Every record must be given again word for word; no picture belongs in the copy.

══ Given data ══

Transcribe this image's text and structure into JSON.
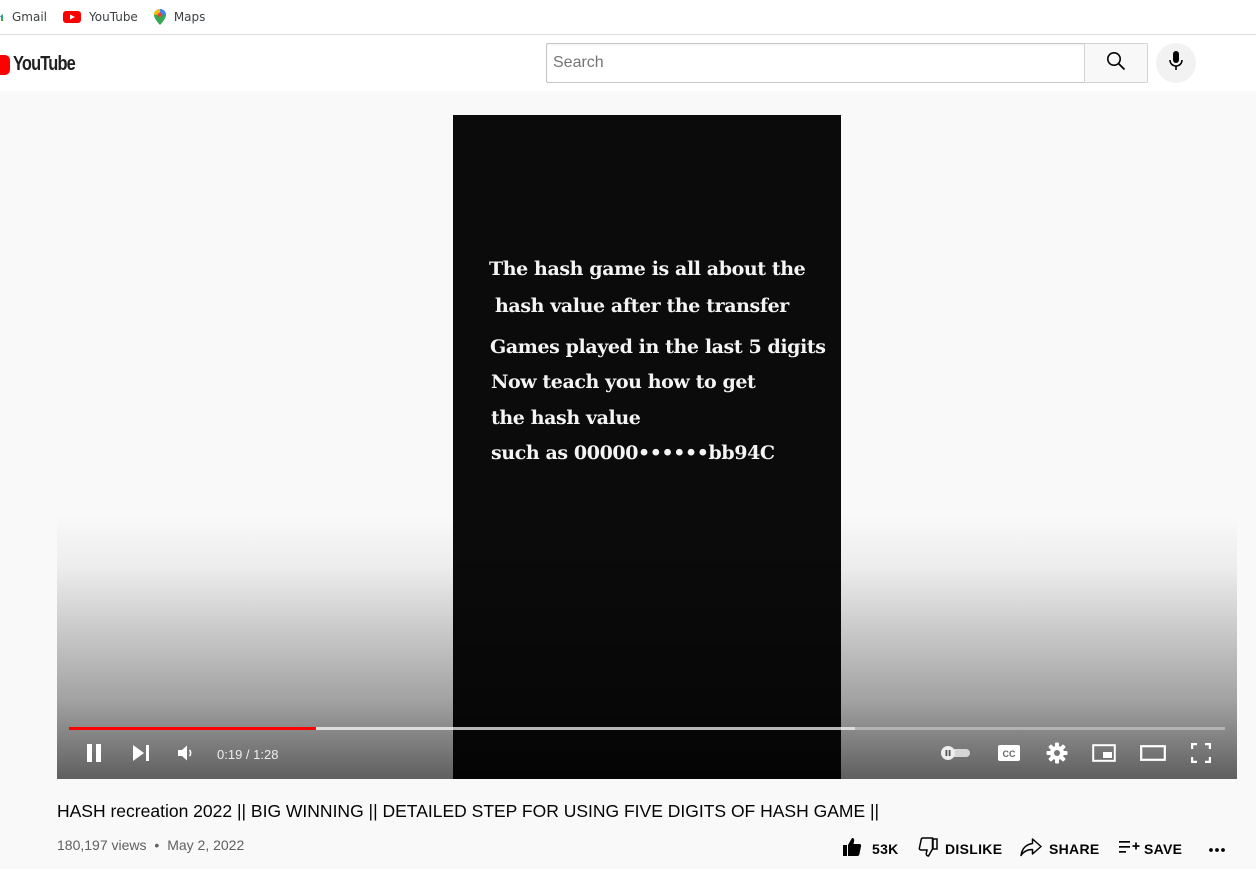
{
  "bookmarks": [
    {
      "label": "Gmail",
      "icon": "gmail-icon"
    },
    {
      "label": "YouTube",
      "icon": "youtube-icon"
    },
    {
      "label": "Maps",
      "icon": "maps-icon"
    }
  ],
  "masthead": {
    "logo_text": "YouTube",
    "search_placeholder": "Search",
    "search_value": ""
  },
  "video": {
    "overlay_lines": [
      "The hash game is all about the",
      "hash value after the transfer",
      "Games played in the last 5 digits",
      "Now teach you how to get",
      "the hash value",
      "such as 00000••••••bb94C"
    ],
    "time_display": "0:19 / 1:28",
    "progress_fraction": 0.214,
    "buffered_fraction": 0.68
  },
  "info": {
    "title": "HASH recreation 2022 || BIG WINNING || DETAILED STEP FOR USING FIVE DIGITS OF HASH GAME ||",
    "views": "180,197 views",
    "separator": "•",
    "date": "May 2, 2022"
  },
  "actions": {
    "like_count": "53K",
    "dislike_label": "DISLIKE",
    "share_label": "SHARE",
    "save_label": "SAVE"
  },
  "colors": {
    "brand_red": "#ff0000",
    "progress_red": "#ff0000",
    "text_primary": "#030303",
    "text_secondary": "#606060"
  }
}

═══

> Response area:
Transcribe this image's text and structure into JSON.
{
  "bookmarks": [
    {
      "label": "Gmail",
      "icon": "gmail-icon"
    },
    {
      "label": "YouTube",
      "icon": "youtube-icon"
    },
    {
      "label": "Maps",
      "icon": "maps-icon"
    }
  ],
  "masthead": {
    "logo_text": "YouTube",
    "search_placeholder": "Search",
    "search_value": ""
  },
  "video": {
    "overlay_lines": [
      "The hash game is all about the",
      "hash value after the transfer",
      "Games played in the last 5 digits",
      "Now teach you how to get",
      "the hash value",
      "such as 00000••••••bb94C"
    ],
    "time_display": "0:19 / 1:28",
    "progress_fraction": 0.214,
    "buffered_fraction": 0.68
  },
  "info": {
    "title": "HASH recreation 2022 || BIG WINNING || DETAILED STEP FOR USING FIVE DIGITS OF HASH GAME ||",
    "views": "180,197 views",
    "separator": "•",
    "date": "May 2, 2022"
  },
  "actions": {
    "like_count": "53K",
    "dislike_label": "DISLIKE",
    "share_label": "SHARE",
    "save_label": "SAVE"
  },
  "colors": {
    "brand_red": "#ff0000",
    "progress_red": "#ff0000",
    "text_primary": "#030303",
    "text_secondary": "#606060"
  }
}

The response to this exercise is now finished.